# [The task]
Reproduce all lines of the listing below in which the word "icon" occurs.

# [Material shown]
##########
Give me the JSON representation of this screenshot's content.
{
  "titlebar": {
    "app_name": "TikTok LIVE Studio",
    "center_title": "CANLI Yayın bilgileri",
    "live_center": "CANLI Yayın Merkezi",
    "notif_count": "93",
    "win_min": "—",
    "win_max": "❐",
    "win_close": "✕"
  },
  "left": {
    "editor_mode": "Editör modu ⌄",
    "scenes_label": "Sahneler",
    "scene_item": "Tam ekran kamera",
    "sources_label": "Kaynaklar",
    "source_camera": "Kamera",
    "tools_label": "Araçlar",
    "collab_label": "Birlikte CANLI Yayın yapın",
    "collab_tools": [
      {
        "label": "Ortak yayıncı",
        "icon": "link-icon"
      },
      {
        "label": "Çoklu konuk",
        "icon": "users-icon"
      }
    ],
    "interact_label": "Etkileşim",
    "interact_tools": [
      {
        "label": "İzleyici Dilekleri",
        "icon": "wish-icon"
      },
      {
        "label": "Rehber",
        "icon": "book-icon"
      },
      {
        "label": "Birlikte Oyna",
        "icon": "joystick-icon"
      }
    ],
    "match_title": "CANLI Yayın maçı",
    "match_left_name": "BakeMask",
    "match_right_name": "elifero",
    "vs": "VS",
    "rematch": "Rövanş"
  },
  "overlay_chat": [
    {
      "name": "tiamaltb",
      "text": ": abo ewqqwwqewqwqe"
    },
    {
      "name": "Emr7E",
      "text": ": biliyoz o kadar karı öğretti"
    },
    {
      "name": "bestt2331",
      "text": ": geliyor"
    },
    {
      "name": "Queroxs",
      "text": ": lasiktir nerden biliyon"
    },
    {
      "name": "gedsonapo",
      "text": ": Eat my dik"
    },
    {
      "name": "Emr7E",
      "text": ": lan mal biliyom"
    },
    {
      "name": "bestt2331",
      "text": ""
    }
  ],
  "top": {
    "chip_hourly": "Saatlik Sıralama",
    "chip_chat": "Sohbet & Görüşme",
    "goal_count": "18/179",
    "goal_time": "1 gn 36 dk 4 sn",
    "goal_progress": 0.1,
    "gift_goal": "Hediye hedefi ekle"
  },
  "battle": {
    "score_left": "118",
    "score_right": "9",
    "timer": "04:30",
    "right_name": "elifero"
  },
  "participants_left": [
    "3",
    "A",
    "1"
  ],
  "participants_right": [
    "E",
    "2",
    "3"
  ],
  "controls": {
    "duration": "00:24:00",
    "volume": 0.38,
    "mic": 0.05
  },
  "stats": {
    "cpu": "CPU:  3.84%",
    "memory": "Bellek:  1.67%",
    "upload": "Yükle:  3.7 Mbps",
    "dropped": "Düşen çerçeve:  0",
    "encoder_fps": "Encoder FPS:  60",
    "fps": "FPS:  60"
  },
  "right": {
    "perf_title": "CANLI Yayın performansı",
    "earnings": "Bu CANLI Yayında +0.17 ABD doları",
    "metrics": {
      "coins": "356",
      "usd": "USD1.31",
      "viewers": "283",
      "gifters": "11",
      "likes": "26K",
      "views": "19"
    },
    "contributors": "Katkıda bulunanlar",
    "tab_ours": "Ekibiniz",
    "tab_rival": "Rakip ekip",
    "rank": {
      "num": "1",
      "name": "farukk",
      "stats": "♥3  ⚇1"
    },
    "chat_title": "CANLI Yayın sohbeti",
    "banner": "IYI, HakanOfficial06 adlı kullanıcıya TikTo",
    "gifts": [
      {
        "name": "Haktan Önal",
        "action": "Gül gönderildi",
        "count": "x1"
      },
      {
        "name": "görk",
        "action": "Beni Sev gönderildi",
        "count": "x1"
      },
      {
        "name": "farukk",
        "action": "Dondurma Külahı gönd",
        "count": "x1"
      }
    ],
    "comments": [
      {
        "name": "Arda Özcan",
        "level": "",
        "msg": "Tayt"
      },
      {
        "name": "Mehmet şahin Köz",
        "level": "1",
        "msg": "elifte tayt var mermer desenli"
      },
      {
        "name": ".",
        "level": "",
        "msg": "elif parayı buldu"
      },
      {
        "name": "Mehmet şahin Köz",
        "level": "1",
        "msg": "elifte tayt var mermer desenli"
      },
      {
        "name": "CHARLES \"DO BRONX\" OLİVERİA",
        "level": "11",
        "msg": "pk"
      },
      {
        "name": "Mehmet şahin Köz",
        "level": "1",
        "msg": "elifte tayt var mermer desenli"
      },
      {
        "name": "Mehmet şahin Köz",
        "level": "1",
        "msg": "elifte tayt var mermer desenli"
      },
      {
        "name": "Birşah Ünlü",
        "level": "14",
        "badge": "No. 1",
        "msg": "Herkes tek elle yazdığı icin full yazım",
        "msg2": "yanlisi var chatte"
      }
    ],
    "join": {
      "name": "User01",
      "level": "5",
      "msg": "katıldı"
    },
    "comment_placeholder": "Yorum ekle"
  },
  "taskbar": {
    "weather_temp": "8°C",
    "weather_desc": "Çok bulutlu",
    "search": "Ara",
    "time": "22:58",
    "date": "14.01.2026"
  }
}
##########
# [Expected answer]
        "icon": "link-icon"
        "icon": "users-icon"
        "icon": "wish-icon"
        "icon": "book-icon"
        "icon": "joystick-icon"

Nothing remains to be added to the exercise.